By Marina Villen
San Juan, Jul 29 (EFE).- The escalation in killings of women by partners or other men in their lives is prompting authorities and activists in Puerto Rico to pursue innovative ways of curbing gender violence, including a new mobile app that provides users with real-time information about potential threats.
This island of just over 3 million residents has seen nine “femicides” so far this year, compared with 12 in all of 2021, according to the Puerto Rico Gender Equity Observatory.
The first killing took place on Jan. 26, when Brenda Liz Perez was fatally shot by her ex-partner, while the most recent was the July 5 murder of Michelle Maldonado by a male colleague who tried to cover his tracks by reporting the victim as missing.
And the number of victims has continued to grow despite the government’s January 2021 declaration of a state of emergency over gender violence.
“We have the hope of establishing structures to diminish incidents, but regrettably, it’s a process that will not have immediate results,” the president of the Network of Domestic Violence Shelter, Vilmarie Rivera, told Efe.
In light of the discouraging numbers, Puerto Rico Gov. Pedro Pierluisi extended the state of emergency until June 30, 2023, maintaining the activity of the Committee for Prevention, Support, Rescue and Education (PARE).
The PARE Committee has revised Puerto Rico’s Action Protocol to Combat Violence Against Women, providing funding to NGOs that assist victims and created a streamlined mechanism for obtaining orders of protection, among other measures.
While PARE has done some “very positive” things, the problem will not be “resolved by revising a protocol,” Rivera said.
“Poverty has a female face and that has a bearing on gender violence,” she said.
Last year, police in Puerto Rico received 7,876 reports of domestic violence and 867 complaints of sexual assault, including 119 rapes.
Puerto Ricans learned this week to their horror about an autistic 13-year-old girl who became pregnant after being raped by her stepfather.
“We need to do a lot more on that prevention aspect, we have fallen short,” Rivera said, calling on the government to better fund educational campaigns.
Two entrepreneurs, Mayrel Gonzalez and Claudia Zorrilla, have responded to the crisis by creating a free app, Aware, which already has some 18,000 subscribers.
“This application emerged given a rampant necessity that we have in Puerto Rico to prevent more victims of domestic violence. We know that an effort is being made to address the needs of victims, but we don’t see any focused (on prevention),” Zorrilla told Efe.
Aware, so far the only app of its kind in Puerto Rico, collects data from various sources to provide users with maps that display “incidents in the area,” allowing them “to make better decisions” about the relative safety of various locations and routes.
The app also gives users access to detailed profiles of known sexual predators in their neighborhoods, combined with a facial-recognition feature.
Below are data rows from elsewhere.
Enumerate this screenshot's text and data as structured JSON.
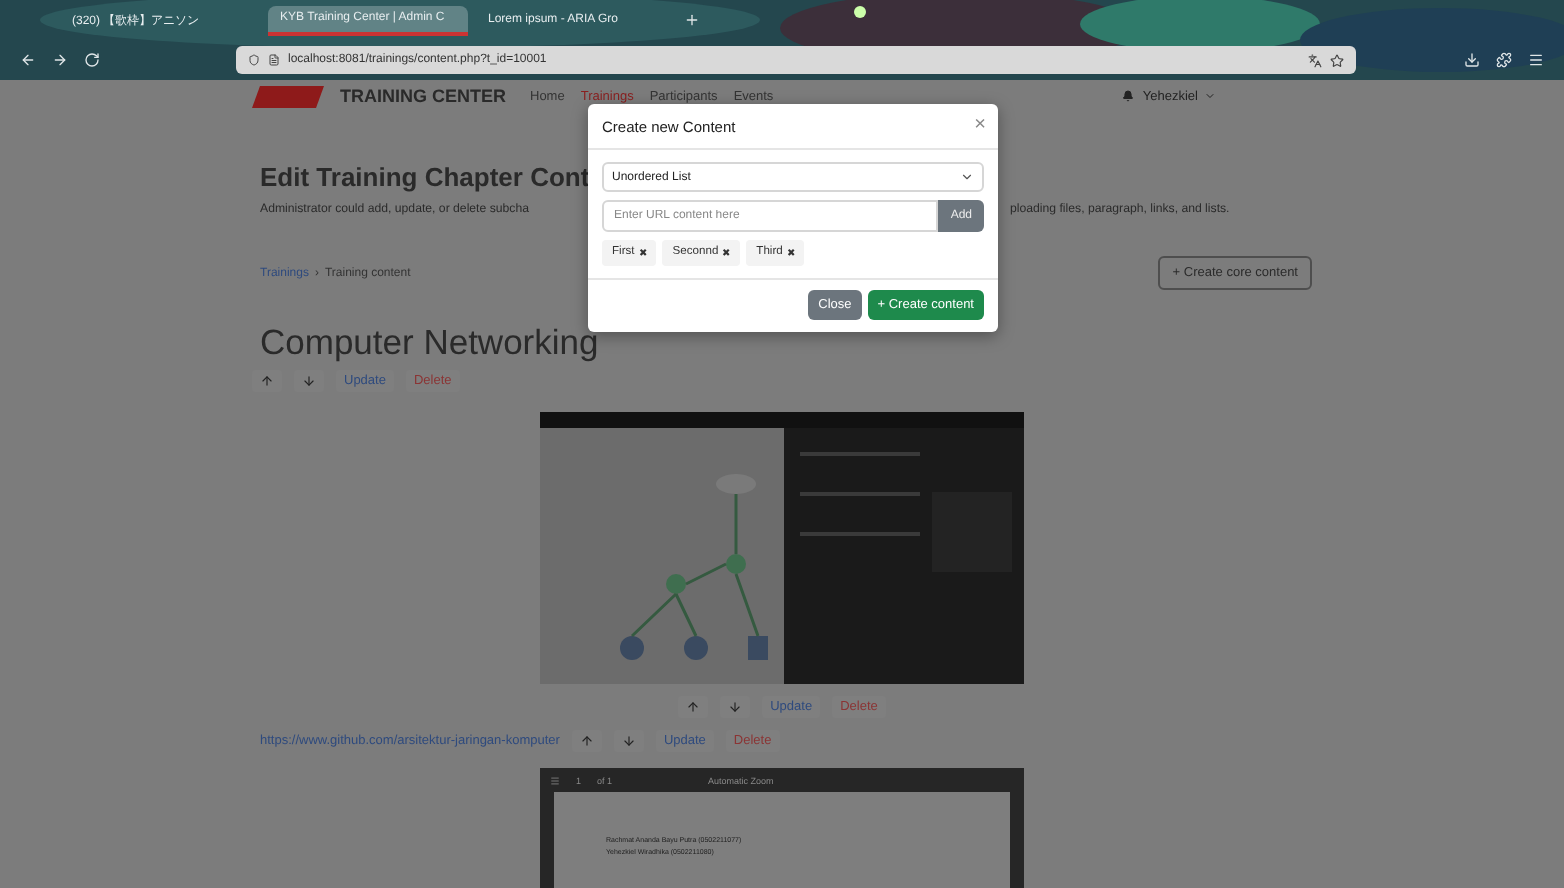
{
  "browser": {
    "tabs": [
      {
        "title": "(320) 【歌枠】アニソン",
        "selected": false
      },
      {
        "title": "KYB Training Center | Admin C",
        "selected": true
      },
      {
        "title": "Lorem ipsum - ARIA Gro",
        "selected": false
      }
    ],
    "address": "localhost:8081/trainings/content.php?t_id=10001"
  },
  "navbar": {
    "brand": "TRAINING CENTER",
    "items": [
      {
        "label": "Home",
        "selected": false
      },
      {
        "label": "Trainings",
        "selected": true
      },
      {
        "label": "Participants",
        "selected": false
      },
      {
        "label": "Events",
        "selected": false
      }
    ],
    "user": "Yehezkiel"
  },
  "page": {
    "title": "Edit Training Chapter Cont",
    "description_left": "Administrator could add, update, or delete subcha",
    "description_right": "ploading files, paragraph, links, and lists.",
    "breadcrumb": [
      "Trainings",
      "›",
      "Training content"
    ],
    "create_button": "+ Create core content",
    "chapter_title": "Computer Networking",
    "actions": {
      "update": "Update",
      "delete": "Delete"
    },
    "contents": [
      {
        "update": "Update",
        "delete": "Delete"
      },
      {
        "kind": "link",
        "url": "https://www.github.com/arsitektur-jaringan-komputer",
        "update": "Update",
        "delete": "Delete"
      },
      {
        "kind": "pdf",
        "page": "1",
        "page_count": "of 1",
        "zoom": "Automatic Zoom",
        "lines": [
          "Rachmat Ananda Bayu Putra (0502211077)",
          "Yehezkiel Wiradhika (0502211080)"
        ]
      }
    ]
  },
  "modal": {
    "title": "Create new Content",
    "close_icon": "×",
    "type": "Unordered List",
    "placeholder": "Enter URL content here",
    "add": "Add",
    "items": [
      "First",
      "Seconnd",
      "Third"
    ],
    "remove": "✖",
    "buttons": {
      "close": "Close",
      "create": "+ Create content"
    }
  }
}
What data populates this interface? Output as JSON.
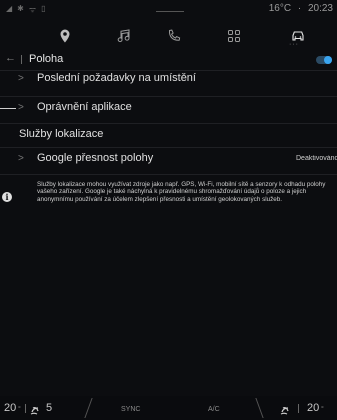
{
  "status": {
    "temperature": "16°C",
    "time": "20:23"
  },
  "nav": {
    "icons": [
      "location-icon",
      "music-icon",
      "phone-icon",
      "apps-icon",
      "car-icon"
    ],
    "active": "car-icon",
    "accent": "#3aa5f0"
  },
  "header": {
    "title": "Poloha",
    "toggle_on": true
  },
  "list": {
    "recent_requests": "Poslední požadavky na umístění",
    "app_permissions": "Oprávnění aplikace"
  },
  "location_services": {
    "section_title": "Služby lokalizace",
    "google_accuracy_label": "Google přesnost polohy",
    "google_accuracy_value": "Deaktivováno"
  },
  "info": {
    "text": "Služby lokalizace mohou využívat zdroje jako např. GPS, Wi-Fi, mobilní sítě a senzory k odhadu polohy vašeho zařízení. Google je také náchylná k pravidelnému shromažďování údajů o poloze a jejich anonymnímu používání za účelem zlepšení přesnosti a umístění geolokovaných služeb."
  },
  "climate": {
    "left_temp": "20",
    "fan_speed": "5",
    "sync_label": "SYNC",
    "ac_label": "A/C",
    "right_temp": "20"
  }
}
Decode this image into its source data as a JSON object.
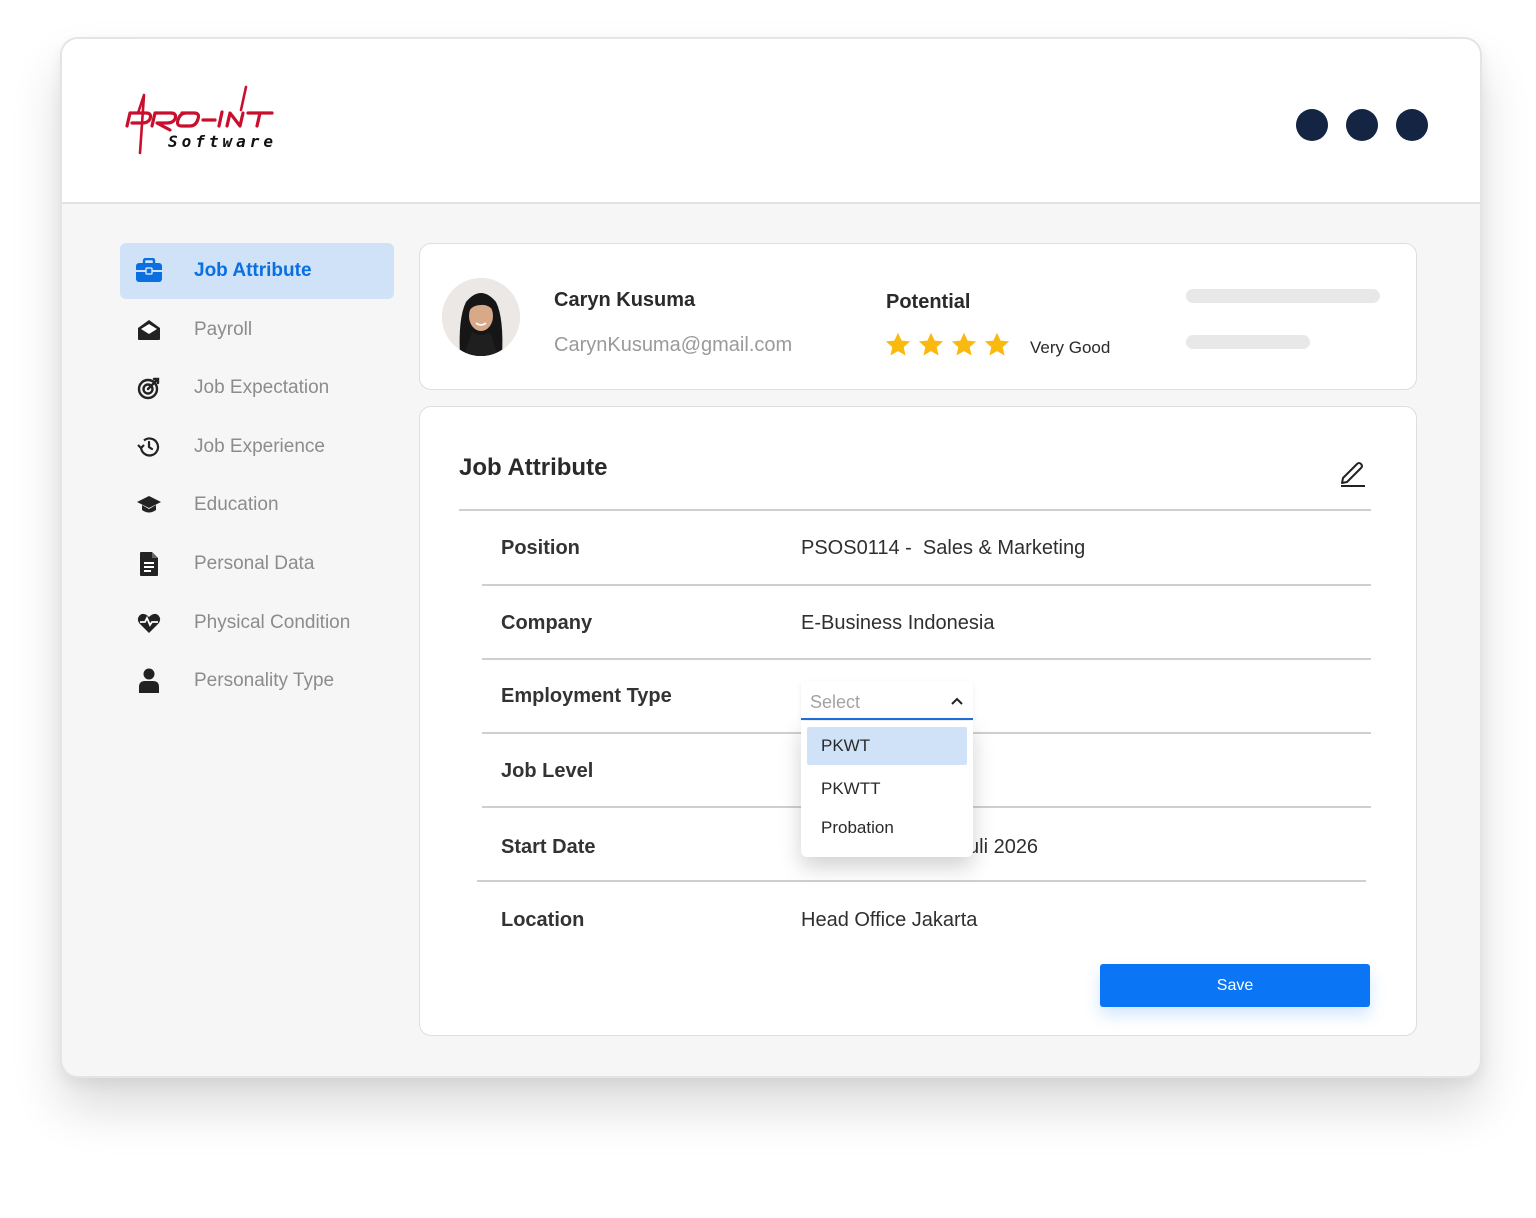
{
  "brand": {
    "logo_text": "PRO-INT",
    "logo_sub": "Software"
  },
  "sidebar": {
    "items": [
      {
        "label": "Job Attribute",
        "icon": "briefcase-icon",
        "active": true
      },
      {
        "label": "Payroll",
        "icon": "envelope-open-icon",
        "active": false
      },
      {
        "label": "Job Expectation",
        "icon": "target-icon",
        "active": false
      },
      {
        "label": "Job Experience",
        "icon": "history-icon",
        "active": false
      },
      {
        "label": "Education",
        "icon": "graduation-cap-icon",
        "active": false
      },
      {
        "label": "Personal Data",
        "icon": "document-icon",
        "active": false
      },
      {
        "label": "Physical Condition",
        "icon": "heart-pulse-icon",
        "active": false
      },
      {
        "label": "Personality Type",
        "icon": "user-icon",
        "active": false
      }
    ]
  },
  "profile": {
    "name": "Caryn Kusuma",
    "email": "CarynKusuma@gmail.com",
    "potential_label": "Potential",
    "stars": 4,
    "rating_text": "Very Good"
  },
  "job_attribute": {
    "title": "Job Attribute",
    "rows": [
      {
        "label": "Position",
        "value": "PSOS0114 -  Sales & Marketing"
      },
      {
        "label": "Company",
        "value": "E-Business Indonesia"
      },
      {
        "label": "Employment Type",
        "value": ""
      },
      {
        "label": "Job Level",
        "value": ""
      },
      {
        "label": "Start Date",
        "value": "uli 2026"
      },
      {
        "label": "Location",
        "value": "Head Office Jakarta"
      }
    ],
    "employment_select": {
      "placeholder": "Select",
      "options": [
        "PKWT",
        "PKWTT",
        "Probation"
      ],
      "highlighted": "PKWT"
    },
    "save_label": "Save"
  },
  "colors": {
    "accent": "#0a75f5",
    "active_bg": "#cfe2f8",
    "star": "#f9b90f",
    "brand_red": "#c8102e",
    "dots": "#142543"
  }
}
A user can upload a photo of a person to the app and quickly learn if he has a criminal record.
For subscribers willing to pay a fee, Aware offers a “virtual guard”: a person who remains in direct contact with the user and is poised to contact police if the situation warrants. EFE